Over the Hedge
29 August 2005
I had grown so used to Chicago's transit system that I was caught off guard when I tried to check on bus schedules to get to an interview downtown and found out there were none. I tried to ask Matteson but he just waved it off and said he'd seen a bus occasionally at the Giant Eagle and the mall, but hadn't ever seen it anywhere else and wasn't convinced it actually carried passengers. He was able to drop me off on his way to work, but I was a few hours early, so I went to the river to meditate for a bit before making my way back to Main Ave.

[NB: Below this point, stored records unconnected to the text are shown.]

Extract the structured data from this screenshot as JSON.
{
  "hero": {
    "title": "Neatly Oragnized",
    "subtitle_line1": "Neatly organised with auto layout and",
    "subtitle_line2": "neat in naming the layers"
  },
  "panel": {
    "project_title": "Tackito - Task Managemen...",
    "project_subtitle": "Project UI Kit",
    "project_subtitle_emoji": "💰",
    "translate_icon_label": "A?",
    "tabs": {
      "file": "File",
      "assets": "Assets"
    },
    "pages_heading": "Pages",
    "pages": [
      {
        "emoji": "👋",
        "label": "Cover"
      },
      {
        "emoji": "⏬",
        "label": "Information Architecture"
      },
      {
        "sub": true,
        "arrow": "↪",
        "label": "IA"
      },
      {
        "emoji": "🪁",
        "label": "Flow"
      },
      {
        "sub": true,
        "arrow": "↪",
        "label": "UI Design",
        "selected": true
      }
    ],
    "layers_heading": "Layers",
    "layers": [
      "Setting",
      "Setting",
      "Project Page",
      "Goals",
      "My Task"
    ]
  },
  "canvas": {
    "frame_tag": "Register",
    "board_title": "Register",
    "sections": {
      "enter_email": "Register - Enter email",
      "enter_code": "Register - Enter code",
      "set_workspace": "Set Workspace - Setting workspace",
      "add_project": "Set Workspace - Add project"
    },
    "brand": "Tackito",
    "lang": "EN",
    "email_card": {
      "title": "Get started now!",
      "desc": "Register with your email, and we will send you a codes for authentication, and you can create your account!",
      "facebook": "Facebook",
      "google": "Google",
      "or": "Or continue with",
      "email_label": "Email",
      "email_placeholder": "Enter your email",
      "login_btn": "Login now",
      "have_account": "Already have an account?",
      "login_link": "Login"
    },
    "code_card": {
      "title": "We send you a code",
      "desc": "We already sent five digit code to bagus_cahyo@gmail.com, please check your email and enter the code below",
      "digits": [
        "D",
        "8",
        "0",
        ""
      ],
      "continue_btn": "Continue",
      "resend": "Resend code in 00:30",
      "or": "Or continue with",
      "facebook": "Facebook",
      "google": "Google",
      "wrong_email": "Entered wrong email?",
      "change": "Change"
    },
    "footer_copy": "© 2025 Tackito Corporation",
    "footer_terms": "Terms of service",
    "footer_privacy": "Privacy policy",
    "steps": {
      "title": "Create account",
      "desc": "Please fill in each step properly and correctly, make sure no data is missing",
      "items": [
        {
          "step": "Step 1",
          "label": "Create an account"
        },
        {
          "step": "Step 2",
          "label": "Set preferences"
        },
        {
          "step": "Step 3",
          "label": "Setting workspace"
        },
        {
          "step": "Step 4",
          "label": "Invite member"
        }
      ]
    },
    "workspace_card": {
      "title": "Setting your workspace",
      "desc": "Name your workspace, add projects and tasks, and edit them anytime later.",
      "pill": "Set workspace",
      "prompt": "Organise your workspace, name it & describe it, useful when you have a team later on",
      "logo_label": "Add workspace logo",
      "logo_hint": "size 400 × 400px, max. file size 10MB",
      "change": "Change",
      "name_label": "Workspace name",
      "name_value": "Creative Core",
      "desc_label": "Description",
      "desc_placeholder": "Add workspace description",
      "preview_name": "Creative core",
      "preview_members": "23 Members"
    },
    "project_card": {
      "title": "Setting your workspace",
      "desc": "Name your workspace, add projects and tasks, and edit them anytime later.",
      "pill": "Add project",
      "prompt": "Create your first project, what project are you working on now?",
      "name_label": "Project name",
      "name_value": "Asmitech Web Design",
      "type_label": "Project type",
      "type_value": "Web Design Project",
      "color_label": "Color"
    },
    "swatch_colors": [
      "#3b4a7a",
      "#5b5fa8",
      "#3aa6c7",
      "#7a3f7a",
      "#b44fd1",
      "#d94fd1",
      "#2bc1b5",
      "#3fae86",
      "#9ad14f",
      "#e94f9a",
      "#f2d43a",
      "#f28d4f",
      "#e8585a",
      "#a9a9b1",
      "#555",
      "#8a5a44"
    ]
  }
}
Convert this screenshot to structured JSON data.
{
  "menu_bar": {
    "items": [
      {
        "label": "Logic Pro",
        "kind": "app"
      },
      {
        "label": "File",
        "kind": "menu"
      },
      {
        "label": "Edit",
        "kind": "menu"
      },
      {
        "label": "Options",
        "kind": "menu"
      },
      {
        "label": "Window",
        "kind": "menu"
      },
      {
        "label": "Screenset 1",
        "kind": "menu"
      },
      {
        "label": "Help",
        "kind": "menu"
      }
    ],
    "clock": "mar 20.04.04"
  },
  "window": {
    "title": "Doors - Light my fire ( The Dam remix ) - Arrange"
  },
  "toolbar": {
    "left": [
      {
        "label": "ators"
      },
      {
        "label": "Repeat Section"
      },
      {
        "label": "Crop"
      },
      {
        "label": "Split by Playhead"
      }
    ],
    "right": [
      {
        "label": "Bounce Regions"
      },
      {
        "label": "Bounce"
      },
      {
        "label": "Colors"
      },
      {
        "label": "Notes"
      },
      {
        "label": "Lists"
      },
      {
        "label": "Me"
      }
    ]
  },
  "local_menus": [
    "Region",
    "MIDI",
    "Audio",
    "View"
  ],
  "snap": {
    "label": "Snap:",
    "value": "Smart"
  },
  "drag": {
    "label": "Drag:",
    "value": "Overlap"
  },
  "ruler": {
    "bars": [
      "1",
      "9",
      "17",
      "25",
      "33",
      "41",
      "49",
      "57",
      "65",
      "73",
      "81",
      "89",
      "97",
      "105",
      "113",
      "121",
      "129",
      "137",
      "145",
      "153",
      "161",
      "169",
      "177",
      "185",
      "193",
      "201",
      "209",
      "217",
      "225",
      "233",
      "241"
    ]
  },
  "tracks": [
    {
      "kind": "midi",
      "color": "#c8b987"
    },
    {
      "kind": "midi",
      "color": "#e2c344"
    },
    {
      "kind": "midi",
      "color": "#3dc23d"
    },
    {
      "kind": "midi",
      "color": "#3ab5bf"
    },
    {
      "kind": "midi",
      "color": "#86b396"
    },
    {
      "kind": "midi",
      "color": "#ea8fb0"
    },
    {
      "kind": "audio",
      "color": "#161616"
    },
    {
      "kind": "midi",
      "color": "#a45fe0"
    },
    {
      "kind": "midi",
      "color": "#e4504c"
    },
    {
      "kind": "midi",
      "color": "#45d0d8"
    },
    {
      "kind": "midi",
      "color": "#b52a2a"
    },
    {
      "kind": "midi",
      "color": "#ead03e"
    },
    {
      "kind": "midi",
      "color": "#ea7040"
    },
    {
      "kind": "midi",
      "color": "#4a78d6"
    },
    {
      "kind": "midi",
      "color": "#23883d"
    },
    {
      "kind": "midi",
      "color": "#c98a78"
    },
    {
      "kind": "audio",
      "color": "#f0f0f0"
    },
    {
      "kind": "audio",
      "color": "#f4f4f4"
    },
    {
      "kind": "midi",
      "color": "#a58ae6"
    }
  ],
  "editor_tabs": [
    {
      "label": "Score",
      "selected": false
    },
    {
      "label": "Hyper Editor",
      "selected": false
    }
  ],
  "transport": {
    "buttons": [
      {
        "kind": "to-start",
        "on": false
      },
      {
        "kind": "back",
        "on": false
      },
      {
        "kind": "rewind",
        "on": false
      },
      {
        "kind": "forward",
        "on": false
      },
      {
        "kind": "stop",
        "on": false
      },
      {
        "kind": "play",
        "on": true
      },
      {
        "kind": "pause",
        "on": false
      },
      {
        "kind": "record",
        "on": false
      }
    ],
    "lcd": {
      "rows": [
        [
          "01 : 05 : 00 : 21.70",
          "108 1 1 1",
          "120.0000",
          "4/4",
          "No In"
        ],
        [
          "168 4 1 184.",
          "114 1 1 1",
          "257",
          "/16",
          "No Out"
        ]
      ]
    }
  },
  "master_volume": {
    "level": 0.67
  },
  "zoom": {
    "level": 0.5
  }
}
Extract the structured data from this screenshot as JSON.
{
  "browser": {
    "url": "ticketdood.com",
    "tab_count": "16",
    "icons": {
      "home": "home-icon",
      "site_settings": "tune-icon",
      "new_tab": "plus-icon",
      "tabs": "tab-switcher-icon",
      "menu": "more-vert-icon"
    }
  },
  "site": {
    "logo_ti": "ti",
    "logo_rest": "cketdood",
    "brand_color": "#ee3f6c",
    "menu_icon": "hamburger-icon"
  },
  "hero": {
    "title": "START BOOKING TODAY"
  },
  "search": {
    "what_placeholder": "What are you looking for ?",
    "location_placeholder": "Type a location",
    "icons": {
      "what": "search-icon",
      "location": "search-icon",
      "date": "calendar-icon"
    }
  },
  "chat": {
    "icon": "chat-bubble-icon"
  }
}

It was a bit confusing to suddenly learn that Sharon had a Main Ave. In my mind, any road called Main is, well, the main road for the town. Here, that was East State Street, though I didn't realize that was its name until I'd been here for a month since all the locals pronounce it as Estate Street and none of the signs spell 'east' out. I only figured it out when I noticed it become W State Street near the house and asked about it. But Main was tucked away, completely unseen in all of my previous attempts to explore the town. Matteson explained its location to me, but was so vague that I ended up having him drop me off on the road so I could just retrace my steps back from the river.
One side of Main is just railroad tracks, beyond which lay a large parking lot and a red brick church to match. The other side was dominated by a couple long brick walls, worn down and cracked in their best places and actively crumbling at their worst. There were a few doors dotted along the walls, with sparse but large windows between them. One was a bar, or at least claimed to be; the others included a barbershop and shaving parlor, a tattoo shop, and a place that seemed to be a restaurant but gave no identifying information. Between them were a couple random houses and a much newer-looking diner. It felt old, older than the rest of the town, and despite seeing a couple people in the shops there were no people on the sidewalks or cars on the road. Really, it was the perfect place for a haunted house.
At the far end of the road from West State Street, on a corner across from a hardware store and a shifty-looking gas station, was a third brick building attached, through a garage well set off the road, to a brick house. Both structures had wood over all the windows, peeling paint, faded and discolored bricks, and sat among cracked pavement and spotty grass. Half of the house's facade was covered in a very ambitious vine, and the other building had a black sign with green and white lettering designed to look like dripping blood that read "Ghoul Mansion" and, below that between two large bones, "Scarin', PA." I stood in front of the structure, unsure which of the boarded-off doors I was supposed to enter, until a woman came walking around from behind the house. She looked completely out of place against the setting, like a cheery realtor trying to sell the Addams Mansion.
"Jackie?" she asked. I smiled and greeted her, and we shook hands on the sidewalk before she turned and looked at the structure with me.
"It's bigger than I expected," I said. She chuckled.
"You should see the inside!" With that, she led me into the building, and I got a tour of the whole place. By the end, it was apparent that the interview was something of a formality, as they had already decided to hire me based partly on my application and partly on Rick talking to one of the long-time staffers about my magic. A lot of the staff, though certainly not all, were some kind of pagan, she explained. I asked if this was a conscious decision on the part of the owners, and she explained that it was largely due to them all knowing each other, so once one was in the rest just found it easier to get hired.
I was there a little over an hour, seeing the site and signing paperwork, and walked to the McDonald's for dinner, where I met up with Rick and got a ride home. I felt like something was following me, but when I got home and did a short ritual to see local spirits I couldn't find anything.
The blog of Jackie Veracruz.